The Wars of Hashem: Why King David was not Permitted to Build the Temple - PART ONE

]Sefer Al Diglo #75[



There are those who explain that our King and Master David was admonished: "You have shed blood abundantly, and have waged great wars. You will not build a house to My Name, because you have shed much blood on the Land before me" (Divrei Ha-Yamim 1 22:8).

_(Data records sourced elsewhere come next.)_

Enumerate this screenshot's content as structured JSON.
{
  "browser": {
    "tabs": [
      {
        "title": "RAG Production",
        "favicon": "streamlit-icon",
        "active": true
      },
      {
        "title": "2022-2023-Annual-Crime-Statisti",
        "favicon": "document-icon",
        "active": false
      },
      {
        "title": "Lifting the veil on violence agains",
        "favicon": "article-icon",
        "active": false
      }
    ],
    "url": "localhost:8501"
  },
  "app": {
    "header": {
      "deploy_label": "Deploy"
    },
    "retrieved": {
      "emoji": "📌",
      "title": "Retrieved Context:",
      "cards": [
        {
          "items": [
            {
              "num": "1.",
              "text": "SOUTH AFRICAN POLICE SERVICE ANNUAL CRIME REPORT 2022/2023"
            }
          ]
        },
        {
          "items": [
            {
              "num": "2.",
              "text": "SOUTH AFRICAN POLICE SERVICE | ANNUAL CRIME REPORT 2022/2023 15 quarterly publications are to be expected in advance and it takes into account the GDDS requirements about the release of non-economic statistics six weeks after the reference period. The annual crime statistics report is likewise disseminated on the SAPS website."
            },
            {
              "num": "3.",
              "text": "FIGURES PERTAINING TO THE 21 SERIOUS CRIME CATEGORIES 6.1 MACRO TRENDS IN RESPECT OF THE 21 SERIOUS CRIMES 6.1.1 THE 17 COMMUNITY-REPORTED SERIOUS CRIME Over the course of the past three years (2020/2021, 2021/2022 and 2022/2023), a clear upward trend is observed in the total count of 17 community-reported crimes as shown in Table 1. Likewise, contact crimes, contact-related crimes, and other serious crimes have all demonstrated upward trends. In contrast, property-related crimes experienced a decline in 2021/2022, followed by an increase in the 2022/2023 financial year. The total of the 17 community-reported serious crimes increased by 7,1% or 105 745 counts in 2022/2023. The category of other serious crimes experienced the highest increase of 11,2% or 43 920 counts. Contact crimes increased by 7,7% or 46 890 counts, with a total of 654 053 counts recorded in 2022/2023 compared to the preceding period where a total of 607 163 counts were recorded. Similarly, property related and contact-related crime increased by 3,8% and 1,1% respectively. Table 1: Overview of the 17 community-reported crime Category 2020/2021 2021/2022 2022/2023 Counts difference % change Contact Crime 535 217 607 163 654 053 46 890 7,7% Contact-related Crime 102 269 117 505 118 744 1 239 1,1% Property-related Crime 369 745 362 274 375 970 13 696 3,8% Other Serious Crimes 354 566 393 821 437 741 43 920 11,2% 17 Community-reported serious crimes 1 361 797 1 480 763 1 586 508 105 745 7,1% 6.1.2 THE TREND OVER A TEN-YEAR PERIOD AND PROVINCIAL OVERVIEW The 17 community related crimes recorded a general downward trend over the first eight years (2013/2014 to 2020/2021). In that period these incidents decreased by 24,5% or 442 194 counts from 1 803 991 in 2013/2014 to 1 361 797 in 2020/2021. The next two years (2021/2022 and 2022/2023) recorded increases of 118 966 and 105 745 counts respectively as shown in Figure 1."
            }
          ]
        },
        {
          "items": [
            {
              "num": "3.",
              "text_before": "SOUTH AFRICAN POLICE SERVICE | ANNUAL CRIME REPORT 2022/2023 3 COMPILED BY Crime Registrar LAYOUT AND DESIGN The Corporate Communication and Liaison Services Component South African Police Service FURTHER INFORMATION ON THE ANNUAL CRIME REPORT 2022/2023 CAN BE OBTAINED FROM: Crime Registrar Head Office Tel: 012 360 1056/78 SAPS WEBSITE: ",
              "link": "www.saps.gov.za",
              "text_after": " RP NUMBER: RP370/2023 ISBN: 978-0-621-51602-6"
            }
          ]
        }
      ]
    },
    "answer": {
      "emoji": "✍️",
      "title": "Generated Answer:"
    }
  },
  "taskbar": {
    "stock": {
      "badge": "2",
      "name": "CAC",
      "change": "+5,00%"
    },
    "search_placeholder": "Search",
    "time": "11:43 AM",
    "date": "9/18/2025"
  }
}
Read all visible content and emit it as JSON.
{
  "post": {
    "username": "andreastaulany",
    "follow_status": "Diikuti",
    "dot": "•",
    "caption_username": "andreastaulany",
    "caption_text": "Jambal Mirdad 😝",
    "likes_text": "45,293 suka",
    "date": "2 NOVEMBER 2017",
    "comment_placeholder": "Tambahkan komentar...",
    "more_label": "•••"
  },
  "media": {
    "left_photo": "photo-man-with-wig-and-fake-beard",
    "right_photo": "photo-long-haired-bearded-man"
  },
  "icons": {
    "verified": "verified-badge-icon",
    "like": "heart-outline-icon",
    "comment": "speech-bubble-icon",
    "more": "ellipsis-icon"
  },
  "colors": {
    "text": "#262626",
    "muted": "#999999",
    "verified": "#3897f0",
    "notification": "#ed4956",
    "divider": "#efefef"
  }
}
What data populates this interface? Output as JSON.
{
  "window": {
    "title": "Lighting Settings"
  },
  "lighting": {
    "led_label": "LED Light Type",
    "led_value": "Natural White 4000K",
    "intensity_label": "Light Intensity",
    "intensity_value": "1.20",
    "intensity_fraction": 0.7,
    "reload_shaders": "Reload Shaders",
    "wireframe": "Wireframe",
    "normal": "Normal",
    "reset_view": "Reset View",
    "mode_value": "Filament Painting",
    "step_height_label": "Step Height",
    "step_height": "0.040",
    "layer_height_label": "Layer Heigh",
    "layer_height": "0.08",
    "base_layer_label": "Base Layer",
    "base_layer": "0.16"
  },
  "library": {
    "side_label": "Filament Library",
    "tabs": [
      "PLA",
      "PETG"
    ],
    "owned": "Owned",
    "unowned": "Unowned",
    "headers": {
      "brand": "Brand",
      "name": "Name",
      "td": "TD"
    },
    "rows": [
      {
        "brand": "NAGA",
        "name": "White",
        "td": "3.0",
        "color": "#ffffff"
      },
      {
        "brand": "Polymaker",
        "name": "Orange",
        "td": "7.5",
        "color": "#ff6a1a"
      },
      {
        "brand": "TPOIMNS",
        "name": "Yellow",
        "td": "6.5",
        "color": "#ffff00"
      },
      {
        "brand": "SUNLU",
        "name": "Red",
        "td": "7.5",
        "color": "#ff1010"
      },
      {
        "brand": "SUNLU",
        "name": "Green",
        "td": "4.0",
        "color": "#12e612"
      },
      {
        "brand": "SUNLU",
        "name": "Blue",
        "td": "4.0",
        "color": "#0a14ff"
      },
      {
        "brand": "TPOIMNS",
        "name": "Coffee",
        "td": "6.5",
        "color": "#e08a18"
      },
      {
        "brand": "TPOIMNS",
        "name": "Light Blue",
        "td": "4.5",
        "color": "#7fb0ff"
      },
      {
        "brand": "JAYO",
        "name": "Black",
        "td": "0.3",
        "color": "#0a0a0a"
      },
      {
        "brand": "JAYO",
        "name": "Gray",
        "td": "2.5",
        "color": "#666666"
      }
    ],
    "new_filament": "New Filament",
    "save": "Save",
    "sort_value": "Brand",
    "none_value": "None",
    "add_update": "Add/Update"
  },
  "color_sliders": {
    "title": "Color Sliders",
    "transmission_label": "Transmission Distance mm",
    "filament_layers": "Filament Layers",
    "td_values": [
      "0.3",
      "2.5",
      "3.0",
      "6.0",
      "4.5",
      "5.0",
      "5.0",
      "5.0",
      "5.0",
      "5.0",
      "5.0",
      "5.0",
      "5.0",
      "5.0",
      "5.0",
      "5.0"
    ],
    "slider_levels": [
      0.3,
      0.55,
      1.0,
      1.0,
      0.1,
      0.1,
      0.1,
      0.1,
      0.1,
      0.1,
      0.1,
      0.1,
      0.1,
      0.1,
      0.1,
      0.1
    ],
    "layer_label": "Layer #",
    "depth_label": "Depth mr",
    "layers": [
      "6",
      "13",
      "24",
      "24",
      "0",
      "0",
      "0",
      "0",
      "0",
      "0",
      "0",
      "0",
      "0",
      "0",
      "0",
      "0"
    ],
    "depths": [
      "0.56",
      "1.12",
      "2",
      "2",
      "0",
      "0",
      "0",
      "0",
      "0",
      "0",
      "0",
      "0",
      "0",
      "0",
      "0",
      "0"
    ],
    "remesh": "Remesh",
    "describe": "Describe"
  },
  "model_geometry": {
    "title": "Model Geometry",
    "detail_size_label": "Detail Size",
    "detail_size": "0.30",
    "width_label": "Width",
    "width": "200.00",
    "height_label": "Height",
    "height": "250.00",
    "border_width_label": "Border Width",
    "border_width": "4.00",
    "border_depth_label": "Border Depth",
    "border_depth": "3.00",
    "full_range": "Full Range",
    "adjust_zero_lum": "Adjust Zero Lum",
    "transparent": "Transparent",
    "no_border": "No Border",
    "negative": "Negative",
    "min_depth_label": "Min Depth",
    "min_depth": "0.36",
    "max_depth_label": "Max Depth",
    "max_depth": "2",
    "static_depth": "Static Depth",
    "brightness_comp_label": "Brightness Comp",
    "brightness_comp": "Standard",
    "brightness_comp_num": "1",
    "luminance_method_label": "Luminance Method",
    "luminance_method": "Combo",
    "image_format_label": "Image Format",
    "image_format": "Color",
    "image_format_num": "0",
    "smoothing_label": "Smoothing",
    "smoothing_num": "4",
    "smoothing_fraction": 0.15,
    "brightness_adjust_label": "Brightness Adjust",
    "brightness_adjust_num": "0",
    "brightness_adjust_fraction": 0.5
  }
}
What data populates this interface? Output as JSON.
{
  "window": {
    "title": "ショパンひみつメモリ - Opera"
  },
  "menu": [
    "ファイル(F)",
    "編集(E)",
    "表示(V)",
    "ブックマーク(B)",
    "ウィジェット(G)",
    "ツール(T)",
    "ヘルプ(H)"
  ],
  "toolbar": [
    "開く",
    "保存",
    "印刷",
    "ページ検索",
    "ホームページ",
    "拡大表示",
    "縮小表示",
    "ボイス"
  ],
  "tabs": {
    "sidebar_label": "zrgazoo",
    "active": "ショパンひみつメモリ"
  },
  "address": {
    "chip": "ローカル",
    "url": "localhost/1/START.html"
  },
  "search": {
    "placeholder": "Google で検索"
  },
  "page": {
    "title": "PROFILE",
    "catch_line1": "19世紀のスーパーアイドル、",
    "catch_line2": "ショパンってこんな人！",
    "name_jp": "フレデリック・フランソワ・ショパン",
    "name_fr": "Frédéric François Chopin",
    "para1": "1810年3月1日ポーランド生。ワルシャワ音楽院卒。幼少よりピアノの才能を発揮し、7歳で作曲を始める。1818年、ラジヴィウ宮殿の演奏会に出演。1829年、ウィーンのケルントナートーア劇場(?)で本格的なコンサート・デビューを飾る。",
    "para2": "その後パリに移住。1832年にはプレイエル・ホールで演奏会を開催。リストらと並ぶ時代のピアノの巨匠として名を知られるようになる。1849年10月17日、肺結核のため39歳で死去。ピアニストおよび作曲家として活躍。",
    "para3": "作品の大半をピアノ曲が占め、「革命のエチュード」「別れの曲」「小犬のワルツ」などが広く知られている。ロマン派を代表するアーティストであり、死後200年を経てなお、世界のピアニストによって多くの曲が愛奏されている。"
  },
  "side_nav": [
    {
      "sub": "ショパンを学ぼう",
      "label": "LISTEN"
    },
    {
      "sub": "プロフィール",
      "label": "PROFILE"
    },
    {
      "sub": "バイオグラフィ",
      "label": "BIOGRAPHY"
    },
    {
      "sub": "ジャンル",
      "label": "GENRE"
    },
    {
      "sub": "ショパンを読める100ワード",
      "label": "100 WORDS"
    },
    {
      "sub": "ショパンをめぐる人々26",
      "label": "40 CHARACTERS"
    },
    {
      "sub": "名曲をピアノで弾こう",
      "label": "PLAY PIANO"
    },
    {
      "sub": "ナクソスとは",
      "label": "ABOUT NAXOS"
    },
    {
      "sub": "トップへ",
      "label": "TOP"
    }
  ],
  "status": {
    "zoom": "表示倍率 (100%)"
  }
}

But this understanding is surprising, because if this were so – if King David was truly punished on account of his wars - why didn’t Israel’s prophets instruct him to refrain from wars for the rest of his life? Is it proper that a person sacrifices himself for the Nation of Israel, the Land of Israel and the Kingship of Israel, and is in the end told: "This was a mistake"?! The prophet Avigail in fact praised King David for his wars: "For Hashem will make my master a faithful house because my master fights the wars of Hashem and evil has not been found in you all of your days" (Shmuel 1 25:28). And what about the general principal that it is a Mitzvah to wage an obligatory war?  According to the Ramban, this includes conquering the Land of Israel, according to the Rambam it includes protecting Israel from a enemy.  So how can a person be admonished when he is fulfilling a Mitzvah, and – on account of this – be told that he may not build the Temple? Where is it written that a soldier may not build the Temple?


It is true that a Cohain who murders may not recite the Bircat Cohanim, because "When you spread out your hands, I will hide my eyes from you, even when you recite many prayers, I will not hear, your hands are full of blood" (Yeshayahu 1:15).  Halachic authorities, however, have ruled that this does not apply to a Cohain who is a soldier of Tzahal and kills in war: "And on the contrary, it is proper to say to them: 'May your hands be strengthened and may your power increase'" (Ha-Rav Ovadiah Yosef in Shut Yehaveh Daat 2:14). And above all, our righteous Messiah himself, as the Rambam says, will both wage the wars of Hashem and build the Temple (Rambam, Hilchot Melachim 11:1).


[Next Week Part Two: Rav Aviner's Answer]